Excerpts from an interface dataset
───

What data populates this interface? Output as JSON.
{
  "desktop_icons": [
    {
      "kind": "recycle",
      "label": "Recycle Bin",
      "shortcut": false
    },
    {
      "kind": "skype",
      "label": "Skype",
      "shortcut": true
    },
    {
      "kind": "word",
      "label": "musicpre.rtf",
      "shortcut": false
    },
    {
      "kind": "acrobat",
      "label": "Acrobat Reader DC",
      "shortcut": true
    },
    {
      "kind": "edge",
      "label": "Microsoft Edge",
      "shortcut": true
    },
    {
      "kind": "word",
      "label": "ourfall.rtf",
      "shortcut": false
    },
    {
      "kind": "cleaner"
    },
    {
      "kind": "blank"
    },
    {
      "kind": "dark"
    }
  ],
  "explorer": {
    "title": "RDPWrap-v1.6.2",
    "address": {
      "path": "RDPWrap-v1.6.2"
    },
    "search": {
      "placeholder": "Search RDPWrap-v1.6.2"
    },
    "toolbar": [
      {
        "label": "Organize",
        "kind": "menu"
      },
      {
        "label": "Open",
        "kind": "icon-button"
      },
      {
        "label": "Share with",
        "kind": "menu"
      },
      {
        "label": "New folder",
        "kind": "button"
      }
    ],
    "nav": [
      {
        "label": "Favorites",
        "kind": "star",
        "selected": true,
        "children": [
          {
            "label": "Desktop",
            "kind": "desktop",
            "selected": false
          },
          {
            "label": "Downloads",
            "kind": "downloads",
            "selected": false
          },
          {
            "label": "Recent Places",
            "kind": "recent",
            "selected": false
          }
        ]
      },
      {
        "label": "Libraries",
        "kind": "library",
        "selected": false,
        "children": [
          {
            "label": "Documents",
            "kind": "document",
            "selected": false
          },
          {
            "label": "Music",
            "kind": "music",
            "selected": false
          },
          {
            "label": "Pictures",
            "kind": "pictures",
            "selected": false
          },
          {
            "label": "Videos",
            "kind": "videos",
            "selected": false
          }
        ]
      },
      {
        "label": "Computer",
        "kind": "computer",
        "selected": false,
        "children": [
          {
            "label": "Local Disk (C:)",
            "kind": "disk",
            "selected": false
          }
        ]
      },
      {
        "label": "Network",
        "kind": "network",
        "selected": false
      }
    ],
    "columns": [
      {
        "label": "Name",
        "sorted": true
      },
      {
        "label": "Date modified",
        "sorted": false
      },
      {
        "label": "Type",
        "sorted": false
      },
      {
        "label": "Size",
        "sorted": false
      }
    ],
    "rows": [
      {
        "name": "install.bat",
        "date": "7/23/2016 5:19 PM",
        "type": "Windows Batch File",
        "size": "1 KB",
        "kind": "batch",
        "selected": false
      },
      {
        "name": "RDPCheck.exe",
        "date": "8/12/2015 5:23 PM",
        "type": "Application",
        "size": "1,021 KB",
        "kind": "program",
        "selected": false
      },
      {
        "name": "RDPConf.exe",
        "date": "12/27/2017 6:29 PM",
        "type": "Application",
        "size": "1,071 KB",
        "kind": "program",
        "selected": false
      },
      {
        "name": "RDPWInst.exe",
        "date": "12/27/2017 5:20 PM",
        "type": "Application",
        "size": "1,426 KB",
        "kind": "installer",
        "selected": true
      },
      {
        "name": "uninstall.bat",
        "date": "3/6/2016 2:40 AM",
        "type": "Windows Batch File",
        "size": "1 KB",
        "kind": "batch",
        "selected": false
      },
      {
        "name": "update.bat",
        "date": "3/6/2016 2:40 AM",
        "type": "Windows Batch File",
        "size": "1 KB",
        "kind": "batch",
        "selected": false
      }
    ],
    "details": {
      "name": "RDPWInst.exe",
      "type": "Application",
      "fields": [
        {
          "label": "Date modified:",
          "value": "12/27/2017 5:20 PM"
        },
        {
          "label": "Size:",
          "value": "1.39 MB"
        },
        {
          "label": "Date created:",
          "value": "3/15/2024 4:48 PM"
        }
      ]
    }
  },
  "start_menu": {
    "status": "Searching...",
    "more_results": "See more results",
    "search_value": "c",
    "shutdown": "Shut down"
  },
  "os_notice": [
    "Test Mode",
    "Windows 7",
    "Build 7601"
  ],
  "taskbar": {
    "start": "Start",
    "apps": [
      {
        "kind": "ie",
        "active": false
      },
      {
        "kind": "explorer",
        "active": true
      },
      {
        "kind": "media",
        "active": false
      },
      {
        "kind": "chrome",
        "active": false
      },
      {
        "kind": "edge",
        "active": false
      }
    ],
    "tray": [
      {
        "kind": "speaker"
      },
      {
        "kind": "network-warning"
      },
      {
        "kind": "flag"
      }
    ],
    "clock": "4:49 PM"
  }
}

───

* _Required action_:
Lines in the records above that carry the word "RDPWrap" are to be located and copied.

* _Task answer_:
    "title": "RDPWrap-v1.6.2",
      "path": "RDPWrap-v1.6.2"
      "placeholder": "Search RDPWrap-v1.6.2"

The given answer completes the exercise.